What to work on:
Each record here should be printed again exactly; please leave its pictures out.

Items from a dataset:
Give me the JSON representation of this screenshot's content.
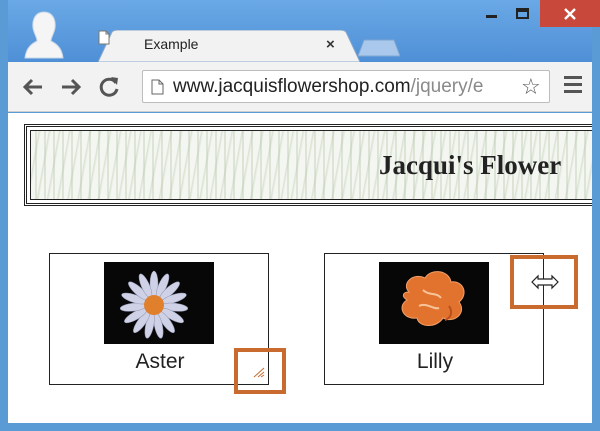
{
  "tab": {
    "title": "Example",
    "close_label": "×"
  },
  "toolbar": {
    "url_host": "www.jacquisflowershop.com",
    "url_path": "/jquery/e"
  },
  "page": {
    "banner_title": "Jacqui's Flower",
    "products": [
      {
        "name": "Aster"
      },
      {
        "name": "Lilly"
      }
    ]
  },
  "icons": [
    "profile-icon",
    "document-icon",
    "back-arrow-icon",
    "forward-arrow-icon",
    "reload-icon",
    "star-icon",
    "menu-icon",
    "resize-grip-icon",
    "ew-resize-cursor-icon"
  ],
  "colors": {
    "highlight": "#c96a2e",
    "frame": "#4a90d9",
    "close_button": "#c9483c"
  }
}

Final answer:
Give me the JSON representation of this screenshot's content.
{
  "tab": {
    "title": "Example",
    "close_label": "×"
  },
  "toolbar": {
    "url_host": "www.jacquisflowershop.com",
    "url_path": "/jquery/e"
  },
  "page": {
    "banner_title": "Jacqui's Flower",
    "products": [
      {
        "name": "Aster"
      },
      {
        "name": "Lilly"
      }
    ]
  },
  "icons": [
    "profile-icon",
    "document-icon",
    "back-arrow-icon",
    "forward-arrow-icon",
    "reload-icon",
    "star-icon",
    "menu-icon",
    "resize-grip-icon",
    "ew-resize-cursor-icon"
  ],
  "colors": {
    "highlight": "#c96a2e",
    "frame": "#4a90d9",
    "close_button": "#c9483c"
  }
}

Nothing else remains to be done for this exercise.